imageI will start by admitting my guilty pleasure: I am a big WICKED (the musical) fan. I know every word of every song, and love to play it extremely loud as I sing my heart out.  There. It’s out there. I said it.  Popular. Dancing Through Life. For Good. And…The Wizard and I.

The songs also play in my head during workouts. Today, as I trudged up a never-ending hill on my bike in 95 degree heat…it was a line from The Wizard and I that I could not get out of my head, “this gift or this curse, that I have inside..maybe at last I’ll know why”

I think this line started brewing from a comment my brother made yesterday while we were running. We decided to set out for our longest trail run, despite the oppressive heat. While running along at mile 13ish of 15ish, my brother was saying that we should give ourselves credit. Running 15ish miles in 90+ degree weather and only walking one hill was something to be proud of. He followed this up with, “we have a gift” ….I mumbled, “or curse?”
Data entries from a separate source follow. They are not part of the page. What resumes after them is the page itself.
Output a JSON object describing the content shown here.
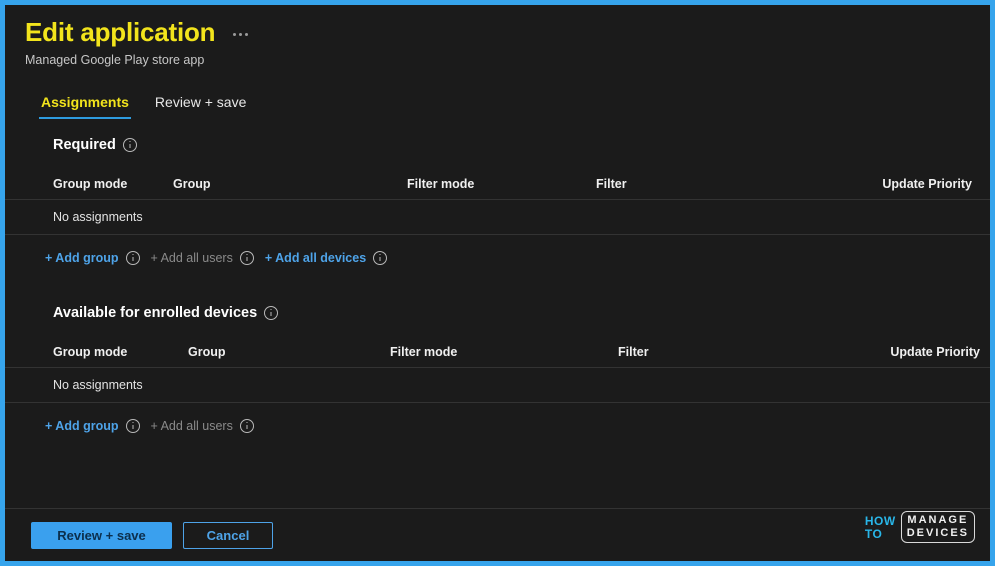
{
  "header": {
    "title": "Edit application",
    "subtitle": "Managed Google Play store app",
    "more_menu_label": "More commands"
  },
  "tabs": [
    {
      "label": "Assignments",
      "active": true
    },
    {
      "label": "Review + save",
      "active": false
    }
  ],
  "sections": [
    {
      "heading": "Required",
      "columns": {
        "group_mode": "Group mode",
        "group": "Group",
        "filter_mode": "Filter mode",
        "filter": "Filter",
        "update_priority": "Update Priority"
      },
      "empty_text": "No assignments",
      "links": [
        {
          "label": "+ Add group",
          "disabled": false
        },
        {
          "label": "+ Add all users",
          "disabled": true
        },
        {
          "label": "+ Add all devices",
          "disabled": false
        }
      ]
    },
    {
      "heading": "Available for enrolled devices",
      "columns": {
        "group_mode": "Group mode",
        "group": "Group",
        "filter_mode": "Filter mode",
        "filter": "Filter",
        "update_priority": "Update Priority"
      },
      "empty_text": "No assignments",
      "links": [
        {
          "label": "+ Add group",
          "disabled": false
        },
        {
          "label": "+ Add all users",
          "disabled": true
        }
      ]
    }
  ],
  "footer": {
    "primary_label": "Review + save",
    "secondary_label": "Cancel"
  },
  "watermark": {
    "how": "HOW",
    "to": "TO",
    "manage": "MANAGE",
    "devices": "DEVICES"
  },
  "colors": {
    "frame_blue": "#36a4ec",
    "accent_yellow": "#f2e41c",
    "link_blue": "#4ea3e8",
    "tab_underline": "#2e9bdf",
    "background": "#1b1b1b",
    "separator": "#333333",
    "disabled_text": "#8a8a8a"
  }
}
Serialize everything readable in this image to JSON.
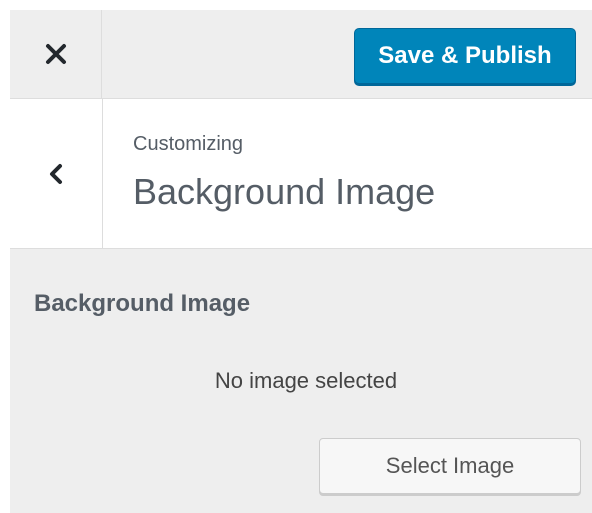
{
  "colors": {
    "publish_bg": "#0085ba",
    "panel_bg": "#eeeeee",
    "header_bg": "#ffffff",
    "text_muted": "#555d66"
  },
  "topbar": {
    "close_icon": "close-icon",
    "publish_label": "Save & Publish"
  },
  "section": {
    "back_icon": "chevron-left-icon",
    "crumb": "Customizing",
    "title": "Background Image"
  },
  "control": {
    "title": "Background Image",
    "status": "No image selected",
    "select_label": "Select Image"
  }
}
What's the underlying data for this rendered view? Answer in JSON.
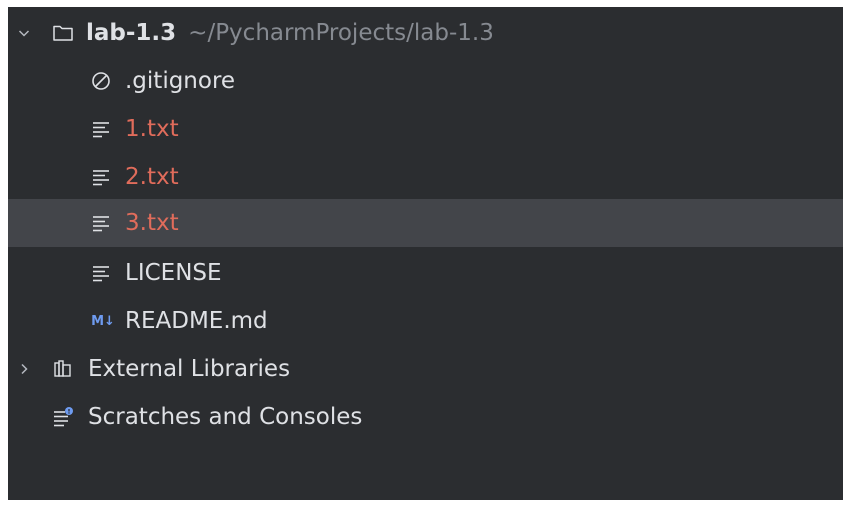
{
  "tree": {
    "project": {
      "name": "lab-1.3",
      "path": "~/PycharmProjects/lab-1.3",
      "expand_icon": "chevron-down-icon",
      "icon": "folder-icon"
    },
    "files": [
      {
        "label": ".gitignore",
        "icon": "ignored-file-icon",
        "status": "normal"
      },
      {
        "label": "1.txt",
        "icon": "text-file-icon",
        "status": "untracked"
      },
      {
        "label": "2.txt",
        "icon": "text-file-icon",
        "status": "untracked"
      },
      {
        "label": "3.txt",
        "icon": "text-file-icon",
        "status": "untracked",
        "selected": true
      },
      {
        "label": "LICENSE",
        "icon": "text-file-icon",
        "status": "normal"
      },
      {
        "label": "README.md",
        "icon": "markdown-file-icon",
        "icon_text": "M↓",
        "status": "normal"
      }
    ],
    "external_libraries": {
      "label": "External Libraries",
      "icon": "library-icon",
      "expand_icon": "chevron-right-icon"
    },
    "scratches": {
      "label": "Scratches and Consoles",
      "icon": "scratches-icon"
    }
  },
  "colors": {
    "background": "#2b2d30",
    "selection": "#43454a",
    "text": "#dfe1e5",
    "untracked": "#e06c5b",
    "path": "#868a91",
    "markdown_icon": "#6e9bf0"
  }
}
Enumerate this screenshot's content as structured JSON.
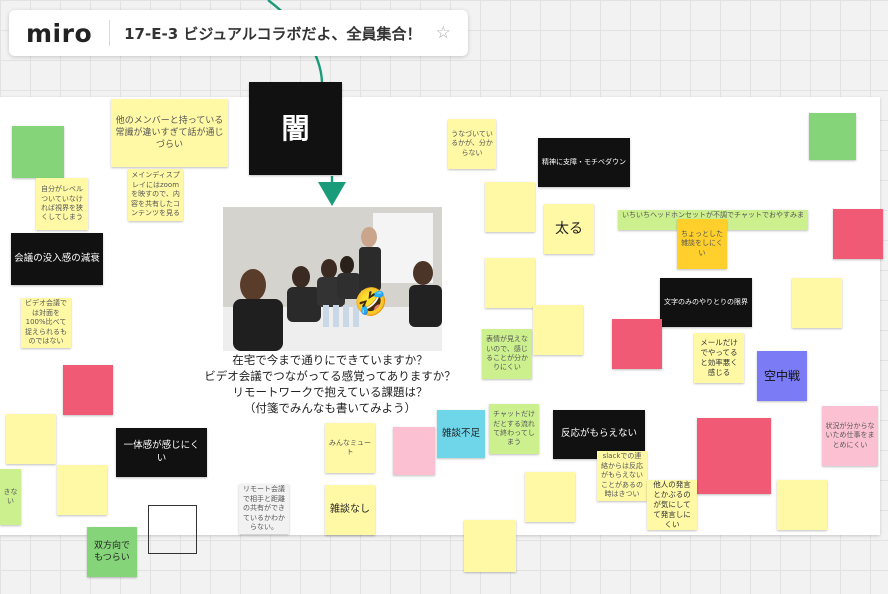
{
  "header": {
    "logo": "miro",
    "board_title": "17-E-3 ビジュアルコラボだよ、全員集合！",
    "star_icon": "☆"
  },
  "center": {
    "dark_label": "闇",
    "emoji": "🤣",
    "prompt_lines": [
      "在宅で今まで通りにできていますか？",
      "ビデオ会議でつながってる感覚ってありますか？",
      "リモートワークで抱えている課題は？",
      "（付箋でみんなも書いてみよう）"
    ]
  },
  "notes": {
    "members_pace": "他のメンバーと持っている常識が違いすぎて話が通じづらい",
    "own_level": "自分がレベルついていなければ視界を狭くしてしまう",
    "meeting_immersion": "会議の没入感の減衰",
    "media_display": "メインディスプレイにはzoomを映すので、内容を共有したコンテンツを見る",
    "video_participation": "ビデオ会議では対面を100%比べて捉えられるものではない",
    "nodding": "うなづいているかが、分からない",
    "spirit_motivation": "精神に支障・モチベダウン",
    "bold": "太る",
    "headset": "いちいちヘッドホンセットが不調でチャットでおやすみます",
    "small_talk_hard": "ちょっとした雑談をしにくい",
    "text_only_limit": "文字のみのやりとりの限界",
    "email_only": "メールだけでやってると効率悪く感じる",
    "aerial_battle": "空中戦",
    "expression_unclear": "表情が見えないので、感じることが分かりにくい",
    "solidarity": "一体感が感じにくい",
    "everyone_mute": "みんなミュート",
    "no_chat": "雑談不足",
    "chat_only": "チャットだけだとする流れて終わってしまう",
    "no_reaction": "反応がもらえない",
    "slack_reaction": "slackでの連絡からは反応がもらえないことがあるの時はきつい",
    "others_voice": "他人の発言とかぶるのが気にしてて発言しにくい",
    "no_small_talk": "雑談なし",
    "remote_meeting": "リモート会議で相手と距離の共有ができているかわからない。",
    "both_sides": "双方向でもつらい",
    "no_work_rhythm": "状況が分からないため仕事をまとめにくい",
    "thing": "きない"
  }
}
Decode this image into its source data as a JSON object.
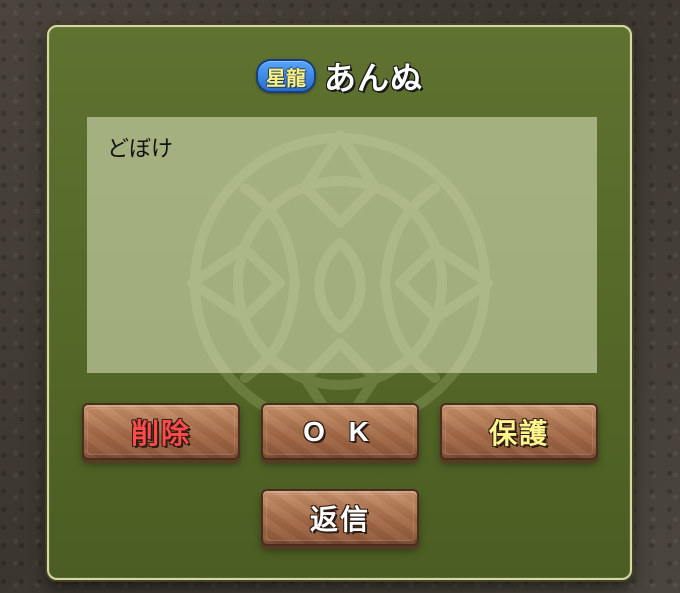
{
  "dialog": {
    "rank_badge": "星龍",
    "player_name": "あんぬ",
    "message": "どぼけ"
  },
  "buttons": {
    "delete": "削除",
    "ok": "O K",
    "protect": "保護",
    "reply": "返信"
  },
  "colors": {
    "dialog_bg": "#5a6d2d",
    "message_panel": "#d7ddb7",
    "button_brown": "#a46a47",
    "delete_text": "#ff4a4a",
    "protect_text": "#fff58c",
    "badge_blue": "#3f86e0"
  },
  "icons": {
    "background_emblem": "ornate-crest"
  }
}
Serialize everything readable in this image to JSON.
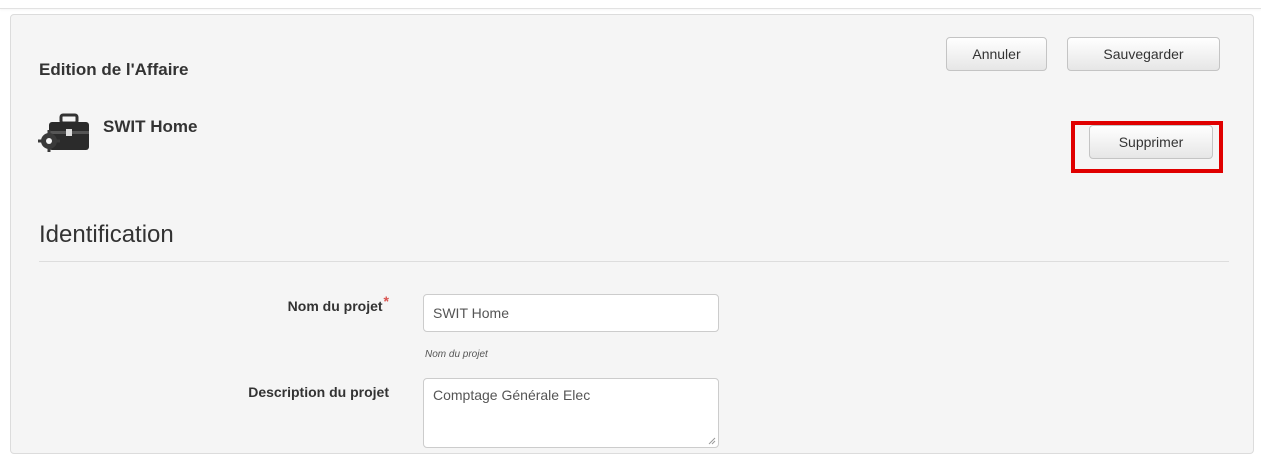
{
  "header": {
    "title": "Edition de l'Affaire"
  },
  "toolbar": {
    "cancel_label": "Annuler",
    "save_label": "Sauvegarder",
    "delete_label": "Supprimer"
  },
  "record": {
    "icon": "briefcase-icon",
    "name": "SWIT Home"
  },
  "section": {
    "title": "Identification"
  },
  "form": {
    "project_name": {
      "label": "Nom du projet",
      "required_mark": "*",
      "value": "SWIT Home",
      "help": "Nom du projet"
    },
    "project_description": {
      "label": "Description du projet",
      "value": "Comptage Générale Elec"
    }
  },
  "colors": {
    "highlight": "#e00000",
    "required": "#d9534f",
    "panel_background": "#f5f5f5"
  }
}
What did he mean by that statement? We both have been able to excel in multiple areas without doing the excessive training that most do. We can run 15 miles on a very hot day without much training under our belt. We can train for a marathon for half the time as most and do just as well, if not better. For me, I can play golf once a year and still shoot in the mid to low 40’s. I can join a volleyball team after only having played a few times and be asked if I played in college. I am naturally just an athletic person. I was a 3 sport all-conference/all-state athlete in High-School & a collegiate basketball player. However, “hard work beats talent when talent doesn’t work hard.”  And mental toughness, I believe, is 75% of the battle.

On top of having a lot of natural athletic ability, I also work VERY hard.  I may not train as often as some people, but when I am on the trails, the bike, etc I am giving it EVERYTHING I have. I am looking at each training moment as a way to become a better competitor. The harder I work when training, the easier race time will be.

When I first started racing I would regularly place in my age group, however, now, with some experience and better training, I am imagestarting to place Top 3 Overall.

A gift….or a curse?

I love the idea that I have the ability to be elite. My brother said to me on the trail yesterday, “you have to start thinking differently. You have to start realizing that you could be one of the best around.” Now, that’s a pretty amazing thing. It’s also a pretty scary thing.  Scary as hell.  To be the best, it takes A LOT of hard work. Training in ways I haven’t even touched upon. It becomes a lot of pressure. It becomes fun in a different sort of way. I mean, who doesn’t want to be a top finisher at a race?

BUT, it also becomes more stressful. To commit to TRYING to be one of the best already sets you up to possibly fail.   Isn’t it just so much easier to “kind of” train, then finishing at an average time is expected?  Wouldn’t it be nice to just start at the middle or back of the pack and just enjoy the race…the only expectation to finish? I may never know what that feels like. I’m an all out competitor. If I enter a race it is to RACE. Otherwise, it’s a training run.

A gift or a curse…?